  As she approached Blackfoot Pond she saw her father standing with Mr. Slocum at the far end of the water, two or three hundred feet away through the thickest part of the forest. Their heads were down. It looked as if they were searching for a lost ball. Sarah started toward them but as she stepped out from behind a maple tree she stopped. She had walked right into a shaft of sunlight so bright it blinded her. The light was magical--golden yellow and filled with dust and steam and dots of spring insects that glowed in the river of radiant light. But this was not what made her hesitate. In a thicket of plants beside the path she saw--she thought she saw--someone bending forward watching her father. With the light in her eyes she couldn't tell whether it was a man or woman, young or adult.

  Maybe it was just a bunch of leaves and branches.

  No. She saw movement. It was somebody.

  Her curiosity suddenly gave way to uneasiness and Sarah turned away, off the path, starting downhill to the pond where she could follow the shoreline to the dam.
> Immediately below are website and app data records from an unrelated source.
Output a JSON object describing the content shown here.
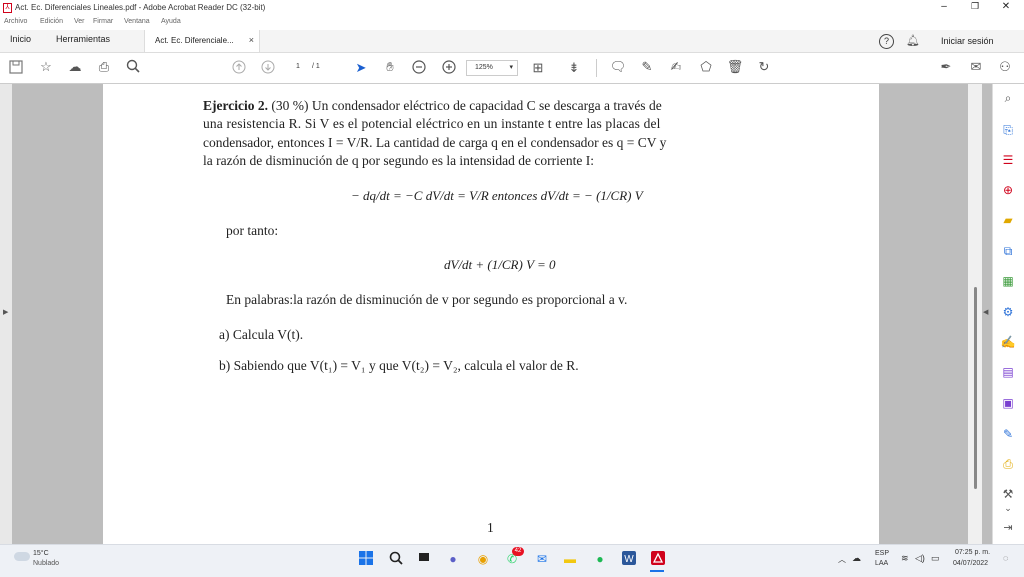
{
  "window": {
    "title": "Act. Ec. Diferenciales Lineales.pdf - Adobe Acrobat Reader DC (32-bit)",
    "controls": {
      "minimize": "–",
      "maximize": "❐",
      "close": "✕"
    }
  },
  "menu": [
    "Archivo",
    "Edición",
    "Ver",
    "Firmar",
    "Ventana",
    "Ayuda"
  ],
  "tabs": {
    "home": "Inicio",
    "tools": "Herramientas",
    "document": "Act. Ec. Diferenciale...",
    "close": "×"
  },
  "account": {
    "help": "?",
    "sign_in": "Iniciar sesión"
  },
  "toolbar": {
    "page_current": "1",
    "page_total": "/ 1",
    "zoom": "125%"
  },
  "document": {
    "heading": "Ejercicio 2.",
    "line1": " (30 %) Un condensador eléctrico de capacidad C se descarga a través de",
    "line2": "una resistencia R.  Si V es el potencial eléctrico en un instante t entre las placas del",
    "line3": "condensador, entonces I = V/R. La cantidad de carga q en el condensador es q = CV y",
    "line4": "la razón de disminución de q por segundo es la intensidad de corriente I:",
    "eq1": "− dq/dt = −C dV/dt = V/R entonces dV/dt = − (1/CR) V",
    "por_tanto": "por tanto:",
    "eq2": "dV/dt + (1/CR) V = 0",
    "en_palabras": "En palabras:la razón de disminución de v por segundo es proporcional a v.",
    "item_a": "a)  Calcula V(t).",
    "item_b": "b)  Sabiendo que V(t₁) = V₁ y que V(t₂) = V₂, calcula el valor de R.",
    "page_number": "1"
  },
  "taskbar": {
    "weather_temp": "15°C",
    "weather_desc": "Nublado",
    "notification_badge": "42",
    "lang1": "ESP",
    "lang2": "LAA",
    "time": "07:25 p. m.",
    "date": "04/07/2022"
  }
}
Her cautious eyes remained on the figure nearby and when she stepped forward her gleaming black shoe slipped on a folded newspaper hidden under a pile of dry leaves.
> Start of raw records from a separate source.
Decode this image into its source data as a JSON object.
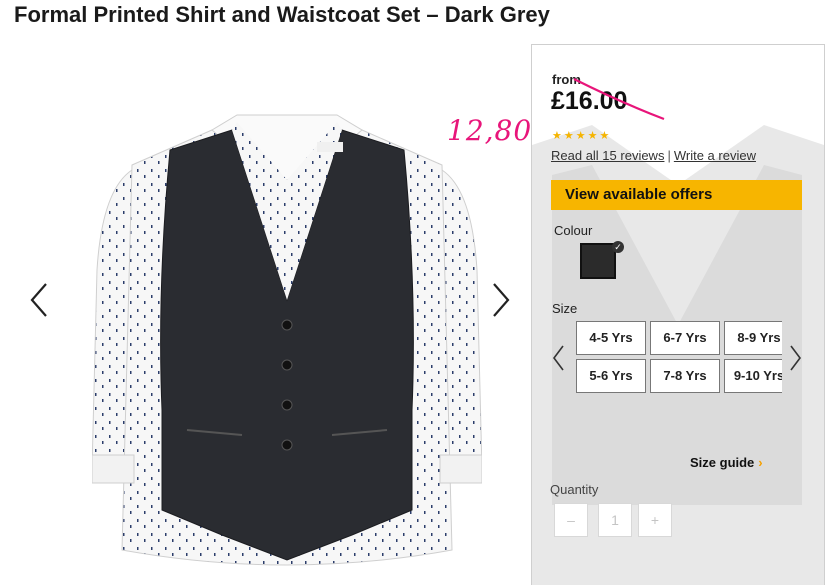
{
  "product": {
    "title": "Formal Printed Shirt and Waistcoat Set – Dark Grey"
  },
  "gallery": {
    "prev_icon": "chevron-left-icon",
    "next_icon": "chevron-right-icon"
  },
  "pricing": {
    "from_label": "from",
    "price": "£16.00",
    "handwritten_price": "12,80",
    "handwritten_color": "#e8157a"
  },
  "rating": {
    "stars": "★★★★★",
    "star_count": 5,
    "read_reviews": "Read all 15 reviews",
    "separator": "|",
    "write_review": "Write a review"
  },
  "offers": {
    "label": "View available offers",
    "color": "#f7b500"
  },
  "colour": {
    "label": "Colour",
    "selected_swatch": "#2b2b2b",
    "check_icon": "check-icon",
    "check_glyph": "✓"
  },
  "size": {
    "label": "Size",
    "options": [
      "4-5 Yrs",
      "6-7 Yrs",
      "8-9 Yrs",
      "5-6 Yrs",
      "7-8 Yrs",
      "9-10 Yrs"
    ],
    "guide": "Size guide",
    "guide_chevron": "›"
  },
  "quantity": {
    "label": "Quantity",
    "minus": "–",
    "value": "1",
    "plus": "+"
  }
}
  A short scream burst from her mouth and she reached out in panic. Her tiny fingers found only strands of tall grass, which popped easily from the ground and followed her like streamers as she slid toward the water.

  Corde called to Slocum, "You hear anybody over that way?"

  "Thought I might have." Slocum lifted off his Smokey the Bear hat and wiped his forehead. "Some footsteps or rustling."

  "Anything now?"


  Corde waited four or five minutes then walked down to t
he base of the dam and asked, "You through?"

  "Yessiree," Slocum said. "We head back now?"

  "I'll be taking a Midwest puddle jumper over to St. Louis to talk with the girl's father. Should be back by three or so. I want us all to meet about the case at four, four-thirty at the office. You stay here until the Crime Scene boys show up."

  "You want me just to wait, not do anything?"

  "They're due here now. Shouldn't be long."

  "But you know the county. Could be an hour." Slocum's way of protesting was to feed you bits of information like this.

  "We gotta keep it sealed, Jim."

  "You want." Slocum didn't look pleased but Corde wasn't going to leave a crime scene unattended, especially with a gaggle of reporters on hand.

  "I just don't want to get into a situation where I'm sitting here all day."

  "I don't think it'll--"

  A crackle of brush, footsteps coming toward them.

  The officers spun around to face the forest. Corde's hand again fell to his revolver. Slocum dropped the tape, which hit the ground and rolled, leaving a long thick yellow tail behind it. He too reached for his pistol.

  The noise was louder. They couldn't see the source but it was coming from the general direction of the rosebush that had held the clipping.


  She ran breathlessly toward him, her hair awash in the air around her, beads of sweat on her dirty face. One of her knee socks had slipped almost to her ankle and there was a thick streak of mud along a leg and arm.


  My sweet Lord! His own daughter. He'd had his hand on his gun and he'd been five seconds away from drawing on her!

  "Oh, Sarah! What are you doing here?"

  "I'm sorry, Daddy. I felt all funny. I got to school and I thought I was going to be sick." Rehearsed, the words stumbled out in a monotone.

  Jesus Lord....

  Corde crouched down to her. He smelled the scent of the shampoo she had received in her Easter basket not long ago. Violets. "You should never, never be where Daddy's working. You understand that? Never! Unless I bring you."

  Her face looked puffy with contrition. She glanced at her leg then held up her dirty forearm. "I fell."

  Corde took out his sharp-ironed handkerchief and wiped the mud off her limbs. He saw there were no cuts or scrapes and looked back into her eyes. There was still anger in his voice when he demanded, "Did you see anyone there? Were you talking to anybody in the woods?"